Most of the time I avoid answering it because there’s no rule of thumb that applies to everyone. It also depends on the “type” of exercise you’re referring to (i.e. Strength training versus cardiovascular training).
Aside from the obvious that most of us aren’t fulltime athletes and need to fit our exercise in around other commitments, there is also the effect of our “circadian rhythms” or body clocks which influence a host of factors such as body temperature, digestion, hormone release, etc. – all of which directly impact our ability to exercise.
Most of us know instinctively whether we’re “morning” people (or not). This (to a large extent) is genetically pre-determined and regulated by the hormone melatonin which is affected by day and night. In fact melatonin is often used in supplementary form to regulate circadian rhythms after long haul flights where people are trying to limit the impact of jetlag – but that’s a completely different topic!
Your body clock can be manipulated to some extent by changing your sleep pattern. In other words, you can “teach” yourself to get up early and go to the gym or for a run and still get a good workout.The advantages of working out in the morning include:
- There are fewer distractions and schedule interruptions so you’re more likely to do it.
- You can “make time” for exercise by getting up a bit earlier.
- Exercise increases your heart and metabolic rates after an overnight fast which means you’ll metabolise fat more effectively first thing of a morning – before you eat.
- Exercise will energize you for hours to come making you more productive.
- It is generally cooler in summer.
- Air pollution is lowest in the morning if you’re outdoors exercising.
- Your body temperature is at its lowest upon awakening. Cold, stiff muscles may be more prone to injury so you’ll need to be vigilant in warming up well before doing a high intensity workout.
- If you do not enjoy morning exercise it is harder to make it habitual.
- Sports science suggest that exercise performance is closely related to body temperature, which peaks for most people in the early evening.
Hormonal Interplay - Cortisol and TestosteroneWeight training may be more effective in the early evening due the to the interplay of the hormones cortisol and testosterone.
Cortisol levels generally peak in the early morning and diminish throughout the day. Whilst testosterone levels are also high in the morning the ratio of testosterone to cortisol peaks in the evening meaning that the rate of muscle building peaks later in the day if an exercise stimulus (training) is applied.From a practical perspective what does this mean?
I’d suggest you hedge your bets like I do.

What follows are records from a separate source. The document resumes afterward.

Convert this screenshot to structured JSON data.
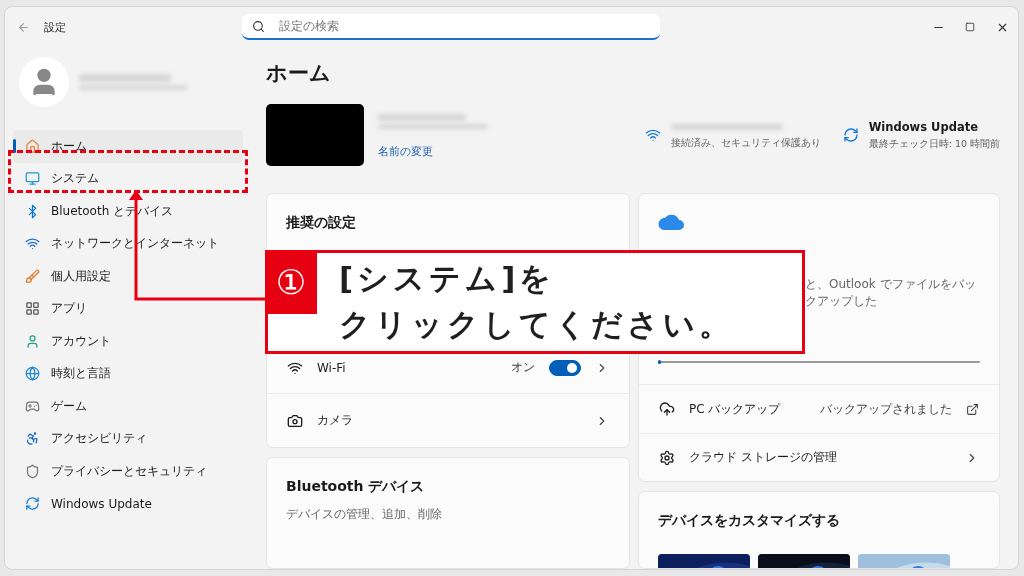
{
  "window": {
    "title": "設定",
    "search": {
      "placeholder": "設定の検索"
    }
  },
  "sidebar": {
    "items": [
      {
        "label": "ホーム",
        "kind": "home",
        "selected": true
      },
      {
        "label": "システム",
        "kind": "system",
        "selected": false
      },
      {
        "label": "Bluetooth とデバイス",
        "kind": "bluetooth",
        "selected": false
      },
      {
        "label": "ネットワークとインターネット",
        "kind": "network",
        "selected": false
      },
      {
        "label": "個人用設定",
        "kind": "personalization",
        "selected": false
      },
      {
        "label": "アプリ",
        "kind": "apps",
        "selected": false
      },
      {
        "label": "アカウント",
        "kind": "accounts",
        "selected": false
      },
      {
        "label": "時刻と言語",
        "kind": "time",
        "selected": false
      },
      {
        "label": "ゲーム",
        "kind": "gaming",
        "selected": false
      },
      {
        "label": "アクセシビリティ",
        "kind": "accessibility",
        "selected": false
      },
      {
        "label": "プライバシーとセキュリティ",
        "kind": "privacy",
        "selected": false
      },
      {
        "label": "Windows Update",
        "kind": "update",
        "selected": false
      }
    ]
  },
  "page": {
    "title": "ホーム",
    "rename_link": "名前の変更",
    "wifi_status": "接続済み、セキュリティ保護あり",
    "update_status": {
      "title": "Windows Update",
      "text": "最終チェック日時: 10 時間前"
    }
  },
  "recommended": {
    "title": "推奨の設定",
    "rows": [
      {
        "label": "Wi-Fi",
        "kind": "toggle",
        "value": "オン",
        "on": true
      },
      {
        "label": "カメラ",
        "kind": "camera"
      }
    ]
  },
  "bluetooth": {
    "title": "Bluetooth デバイス",
    "subtitle": "デバイスの管理、追加、削除"
  },
  "cloud": {
    "description_visible": "と、Outlook でファイルをバックアップした",
    "level": 0.005,
    "rows": [
      {
        "label": "PC バックアップ",
        "kind": "backup",
        "value": "バックアップされました"
      },
      {
        "label": "クラウド ストレージの管理",
        "kind": "manage"
      }
    ]
  },
  "customize": {
    "title": "デバイスをカスタマイズする"
  },
  "callout": {
    "number": "①",
    "lines": [
      "[システム]を",
      "クリックしてください。"
    ]
  }
}
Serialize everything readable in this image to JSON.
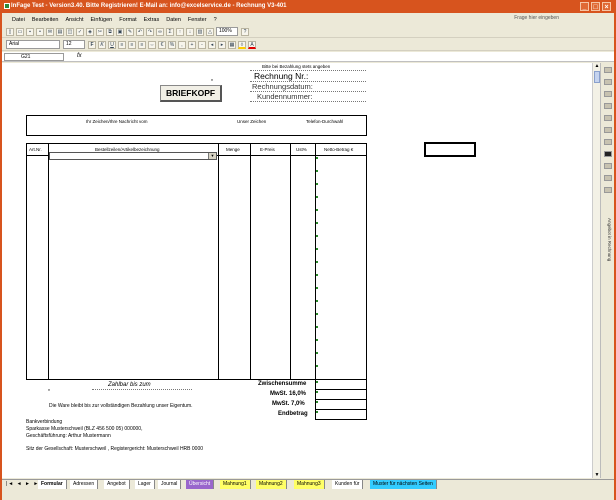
{
  "titlebar": {
    "title": "InFage Test - Version3.40. Bitte Registrieren! E-Mail an: info@excelservice.de - Rechnung V3-401"
  },
  "window_buttons": {
    "minimize": "_",
    "maximize": "□",
    "close": "×"
  },
  "menu": [
    "Datei",
    "Bearbeiten",
    "Ansicht",
    "Einfügen",
    "Format",
    "Extras",
    "Daten",
    "Fenster",
    "?"
  ],
  "help_placeholder": "Frage hier eingeben",
  "toolbar": {
    "zoom": "100%",
    "font": "Arial",
    "size": "12"
  },
  "formula_bar": {
    "cell": "G21",
    "fx": "fx",
    "value": ""
  },
  "invoice": {
    "payment_hint": "Bitte bei Bezahlung stets angeben",
    "rechnung_nr": "Rechnung Nr.:",
    "rechnungsdatum": "Rechnungsdatum:",
    "kundennummer": "Kundennummer:",
    "briefkopf": "BRIEFKOPF",
    "asterisk": "*",
    "ref_headers": [
      "Ihr Zeichen/Ihre Nachricht vom",
      "Unser Zeichen",
      "Telefon-Durchwahl"
    ],
    "columns": [
      "Art.Nr.",
      "Bestellzeilen/Artikelbezeichnung",
      "Menge",
      "E-Preis",
      "Ust%",
      "Netto-Betrag €"
    ],
    "zahlbar": "Zahlbar bis zum",
    "zwischensumme": "Zwischensumme",
    "mwst16": "MwSt. 16,0%",
    "mwst7": "MwSt. 7,0%",
    "endbetrag": "Endbetrag",
    "eigentum": "Die Ware bleibt bis zur vollständigen Bezahlung unser Eigentum.",
    "bank1": "Bankverbindung",
    "bank2": "Sparkasse Musterschweil (BLZ 456 500 05) 000000,",
    "bank3": "Geschäftsführung: Arthur Mustermann",
    "sitz": "Sitz der Gesellschaft:  Musterschweil   , Registergericht: Musterschweil HRB 0000"
  },
  "taskpane": {
    "label": "Angebot in Rechnung"
  },
  "sheet_tabs": [
    {
      "label": "Formular",
      "bg": "#ffffff"
    },
    {
      "label": "Adressen",
      "bg": "#ffffff"
    },
    {
      "label": "Angebot",
      "bg": "#ffffff"
    },
    {
      "label": "Lager",
      "bg": "#ffffff"
    },
    {
      "label": "Journal",
      "bg": "#ffffff"
    },
    {
      "label": "Übersicht",
      "bg": "#9966cc"
    },
    {
      "label": "Mahnung1",
      "bg": "#ffff66"
    },
    {
      "label": "Mahnung2",
      "bg": "#ffff66"
    },
    {
      "label": "Mahnung3",
      "bg": "#ffff66"
    },
    {
      "label": "Kunden für",
      "bg": "#ffffff"
    },
    {
      "label": "Muster für nächsten Seiten",
      "bg": "#33ccff"
    }
  ],
  "tab_nav": "|◄ ◄ ► ►|"
}
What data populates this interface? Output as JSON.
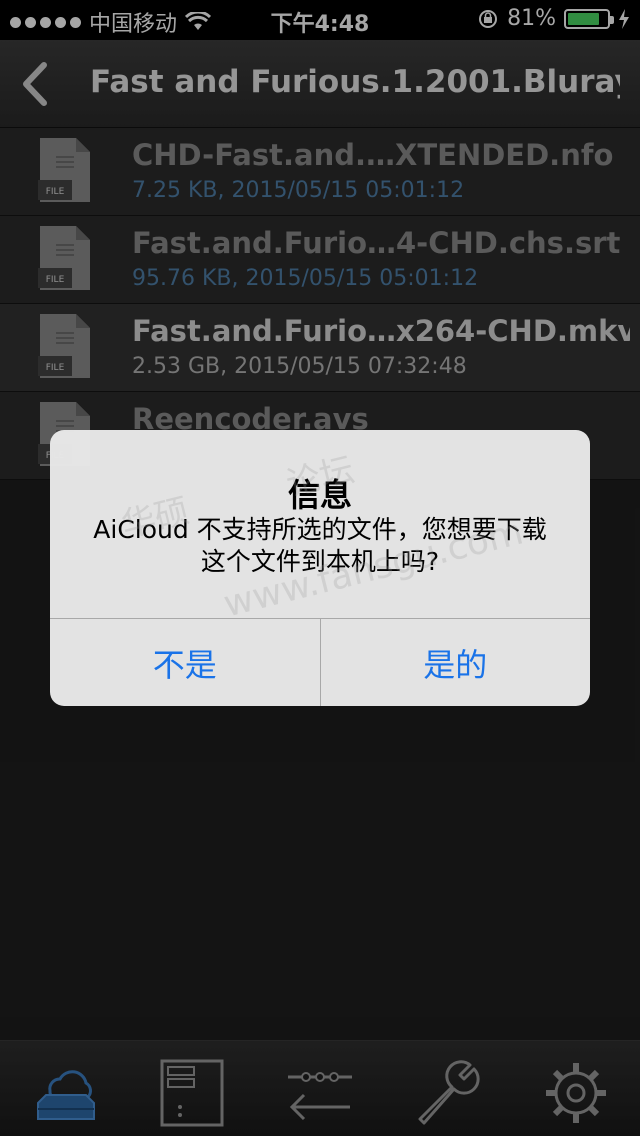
{
  "status_bar": {
    "carrier": "中国移动",
    "time": "下午4:48",
    "battery_percent": "81%",
    "battery_level": 0.81,
    "signal_icon": "signal-dots-icon",
    "wifi_icon": "wifi-icon",
    "lock_icon": "rotation-lock-icon",
    "charging_icon": "charging-bolt-icon"
  },
  "nav": {
    "title": "Fast and Furious.1.2001.Bluray.…",
    "back_icon": "chevron-left-icon"
  },
  "files": [
    {
      "name": "CHD-Fast.and.…XTENDED.nfo",
      "meta": "7.25 KB, 2015/05/15 05:01:12",
      "icon_label": "FILE"
    },
    {
      "name": "Fast.and.Furio…4-CHD.chs.srt",
      "meta": "95.76 KB, 2015/05/15 05:01:12",
      "icon_label": "FILE"
    },
    {
      "name": "Fast.and.Furio…x264-CHD.mkv",
      "meta": "2.53 GB, 2015/05/15 07:32:48",
      "icon_label": "FILE"
    },
    {
      "name": "Reencoder.avs",
      "meta": "",
      "icon_label": "FILE"
    }
  ],
  "alert": {
    "title": "信息",
    "message": "AiCloud 不支持所选的文件，您想要下载这个文件到本机上吗?",
    "cancel_label": "不是",
    "confirm_label": "是的"
  },
  "watermark": {
    "line1": "华硕",
    "line1b": "论坛",
    "line2": "www.fansgu.com"
  },
  "tabs": [
    {
      "icon": "cloud-disk-icon",
      "active": true
    },
    {
      "icon": "server-icon",
      "active": false
    },
    {
      "icon": "transfer-icon",
      "active": false
    },
    {
      "icon": "wrench-icon",
      "active": false
    },
    {
      "icon": "gear-icon",
      "active": false
    }
  ],
  "colors": {
    "accent_blue": "#1a73e8",
    "meta_blue": "#4f7ea8",
    "battery_green": "#4cd964"
  }
}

The morning time is probably the best for some form of cardiovascular exercise whilst your strength training is probably best done in the evening, but I say this with the caveat that everyone is different and you need to experiment with what works best for you.Guy Leech is passionate about health issues like obesity and heart disease and has established a multimedia platform from which he educates and motivates Australians about the importance of fitness and health. For more information, including the 12 Week Food and Exercise program, go to guyleechfitness.com